millennium.

TRANCE (90s to 00s)
Breaking out of the German techno and hardcore scene of the early '90s,
Trance emphasized brief synthesizer lines repeated endlessly throughout
tracks, with only the addition of minimal rhythmic changes and
occasional synthesizer atmospherics to distinguish them -- in effect
putting listeners into a trance that approached those of religious
origin. Despite waning interest in the sound during the mid-'90s,
trance made a big comeback later in the decade, even supplanting house
as the most popular dance music of choice around the globe.

TRIP HOP (90s to 00s)
Trip-Hop was coined by the English music press in an attempt to
characterize a new style of downtempo, jazz-, funk-, and soul-inflected
experimental breakbeat music which began to emerge around in 1993 in
association with labels such as Mo'Wax, Ninja Tune, Cup of Tea, and
Wall of Sound. Similar to (though largely vocal-less) American hip-hop

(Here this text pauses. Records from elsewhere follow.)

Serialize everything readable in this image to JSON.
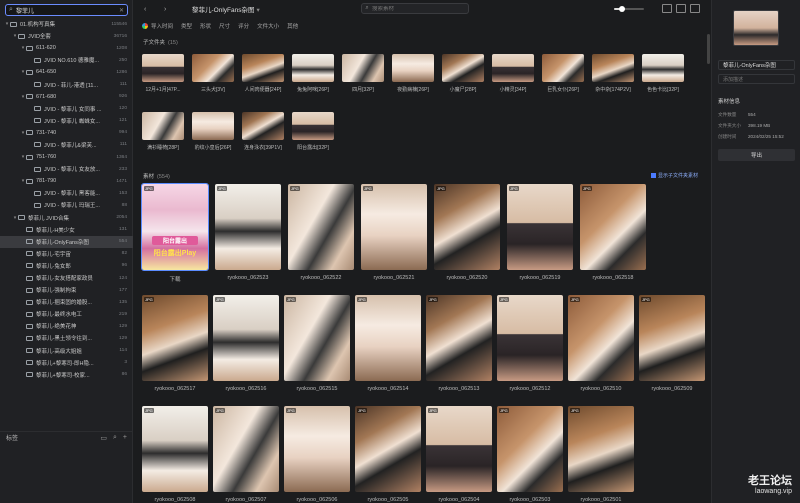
{
  "sidebar": {
    "search_value": "黎菲儿",
    "tree": [
      {
        "label": "01.机构写真集",
        "count": "115546",
        "level": 0,
        "arrow": "▾"
      },
      {
        "label": "JVID全套",
        "count": "36716",
        "level": 1,
        "arrow": "▾"
      },
      {
        "label": "611-620",
        "count": "1208",
        "level": 2,
        "arrow": "▾"
      },
      {
        "label": "JVID NO.610 德雅魔...",
        "count": "250",
        "level": 3,
        "arrow": ""
      },
      {
        "label": "641-650",
        "count": "1286",
        "level": 2,
        "arrow": "▾"
      },
      {
        "label": "JVID - 菲儿-港透 [11...",
        "count": "111",
        "level": 3,
        "arrow": ""
      },
      {
        "label": "671-680",
        "count": "926",
        "level": 2,
        "arrow": "▾"
      },
      {
        "label": "JVID - 黎菲儿 女同事 ...",
        "count": "120",
        "level": 3,
        "arrow": ""
      },
      {
        "label": "JVID - 黎菲儿 蜘蛛女...",
        "count": "121",
        "level": 3,
        "arrow": ""
      },
      {
        "label": "731-740",
        "count": "994",
        "level": 2,
        "arrow": "▾"
      },
      {
        "label": "JVID - 黎菲儿&梁芙...",
        "count": "111",
        "level": 3,
        "arrow": ""
      },
      {
        "label": "751-760",
        "count": "1364",
        "level": 2,
        "arrow": "▾"
      },
      {
        "label": "JVID - 黎菲儿 女友放...",
        "count": "233",
        "level": 3,
        "arrow": ""
      },
      {
        "label": "781-790",
        "count": "1471",
        "level": 2,
        "arrow": "▾"
      },
      {
        "label": "JVID - 黎菲儿 黑客能...",
        "count": "153",
        "level": 3,
        "arrow": ""
      },
      {
        "label": "JVID - 黎菲儿 玛瑞王...",
        "count": "88",
        "level": 3,
        "arrow": ""
      },
      {
        "label": "黎菲儿 JVID合集",
        "count": "2054",
        "level": 1,
        "arrow": "▾"
      },
      {
        "label": "黎菲儿-H美少女",
        "count": "131",
        "level": 2,
        "arrow": ""
      },
      {
        "label": "黎菲儿-OnlyFans杂图",
        "count": "554",
        "level": 2,
        "arrow": "",
        "selected": true
      },
      {
        "label": "黎菲儿-宅宇宙",
        "count": "82",
        "level": 2,
        "arrow": ""
      },
      {
        "label": "黎菲儿-兔女郎",
        "count": "96",
        "level": 2,
        "arrow": ""
      },
      {
        "label": "黎菲儿-女友搭配家政员",
        "count": "124",
        "level": 2,
        "arrow": ""
      },
      {
        "label": "黎菲儿-强制拘束",
        "count": "177",
        "level": 2,
        "arrow": ""
      },
      {
        "label": "黎菲儿-捆束固的婚股...",
        "count": "135",
        "level": 2,
        "arrow": ""
      },
      {
        "label": "黎菲儿-最终水电工",
        "count": "219",
        "level": 2,
        "arrow": ""
      },
      {
        "label": "黎菲儿-绝美花神",
        "count": "129",
        "level": 2,
        "arrow": ""
      },
      {
        "label": "黎菲儿-黑土领令往到...",
        "count": "129",
        "level": 2,
        "arrow": ""
      },
      {
        "label": "黎菲儿-高级大姐姐",
        "count": "114",
        "level": 2,
        "arrow": ""
      },
      {
        "label": "黎菲儿+黎寒司-即H隐...",
        "count": "3",
        "level": 2,
        "arrow": ""
      },
      {
        "label": "黎菲儿+黎寒司-校家...",
        "count": "86",
        "level": 2,
        "arrow": ""
      }
    ],
    "footer_label": "标签"
  },
  "topbar": {
    "title": "黎菲儿-OnlyFans杂图",
    "search_placeholder": "搜索素材",
    "zoom_percent": 25
  },
  "filters": [
    "导入时间",
    "类型",
    "形状",
    "尺寸",
    "评分",
    "文件大小",
    "其他"
  ],
  "subfolders": {
    "heading": "子文件夹",
    "count": "(15)",
    "items": [
      "12月+1月[47P...",
      "三头犬[3V]",
      "人间肉便器[24P]",
      "兔兔阿咪[26P]",
      "四月[32P]",
      "夜勤病棟[26P]",
      "小魔尸[28P]",
      "小精灵[34P]",
      "巨乳女仆[26P]",
      "杂中杂[174P2V]",
      "色色卡比[32P]",
      "满衫睡椅[28P]",
      "豹纹小皇后[26P]",
      "连身泳衣[39P1V]",
      "阳台露出[32P]"
    ]
  },
  "materials": {
    "heading": "素材",
    "count": "(554)",
    "show_sub_label": "显示子文件夹素材",
    "items": [
      {
        "name": "下载",
        "badge": "JPG",
        "cover": true,
        "cover_t1": "阳台露出",
        "cover_t2": "阳台露出Play"
      },
      {
        "name": "ryokooo_062523",
        "badge": "JPG"
      },
      {
        "name": "ryokooo_062522",
        "badge": "JPG"
      },
      {
        "name": "ryokooo_062521",
        "badge": "JPG"
      },
      {
        "name": "ryokooo_062520",
        "badge": "JPG"
      },
      {
        "name": "ryokooo_062519",
        "badge": "JPG"
      },
      {
        "name": "ryokooo_062518",
        "badge": "JPG"
      },
      {
        "name": "ryokooo_062517",
        "badge": "JPG"
      },
      {
        "name": "ryokooo_062516",
        "badge": "JPG"
      },
      {
        "name": "ryokooo_062515",
        "badge": "JPG"
      },
      {
        "name": "ryokooo_062514",
        "badge": "JPG"
      },
      {
        "name": "ryokooo_062513",
        "badge": "JPG"
      },
      {
        "name": "ryokooo_062512",
        "badge": "JPG"
      },
      {
        "name": "ryokooo_062510",
        "badge": "JPG"
      },
      {
        "name": "ryokooo_062509",
        "badge": "JPG"
      },
      {
        "name": "ryokooo_062508",
        "badge": "JPG"
      },
      {
        "name": "ryokooo_062507",
        "badge": "JPG"
      },
      {
        "name": "ryokooo_062506",
        "badge": "JPG"
      },
      {
        "name": "ryokooo_062505",
        "badge": "JPG"
      },
      {
        "name": "ryokooo_062504",
        "badge": "JPG"
      },
      {
        "name": "ryokooo_062503",
        "badge": "JPG"
      },
      {
        "name": "ryokooo_062501",
        "badge": "JPG"
      }
    ]
  },
  "inspector": {
    "name": "黎菲儿-OnlyFans杂图",
    "note_placeholder": "添加描述",
    "info_heading": "素材信息",
    "info": [
      {
        "k": "文件数量",
        "v": "554"
      },
      {
        "k": "文件夹大小",
        "v": "398.19 MB"
      },
      {
        "k": "创建时间",
        "v": "2024/02/25 15:52"
      }
    ],
    "export_label": "导出"
  },
  "watermark": {
    "line1": "老王论坛",
    "line2": "laowang.vip"
  },
  "colors": {
    "accent": "#5b8cff",
    "background": "#1b1c1e",
    "sidebar": "#202124"
  }
}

in its use of sampled drum breaks, typically more experimental, and
infused with a high index of ambient-leaning and apparently
psychotropic atmospherics (hence "trip"), the term quickly caught on to
describe everything from Portishead and Tricky, to DJ Shadow and
U.N.K.L.E., to Coldcut, Wagon Christ, and Depth Charge -- much to the
chagrin of many of these musicians, who saw their music largely as an
extension of hip-hop proper, not a gimmicky offshoot. One of the first
commercially significant hybrids of dance-based listening music to
crossover to a more mainstream audience, trip-hop full-length releases
routinely topped indie charts in the U.K. and, in artists such as
Shadow, Tricky, Morcheeba, the Sneaker Pimps, and Massive Attack,
account for a substantial portion of the first wave of "electronica"
acts to reach Stateside audiences.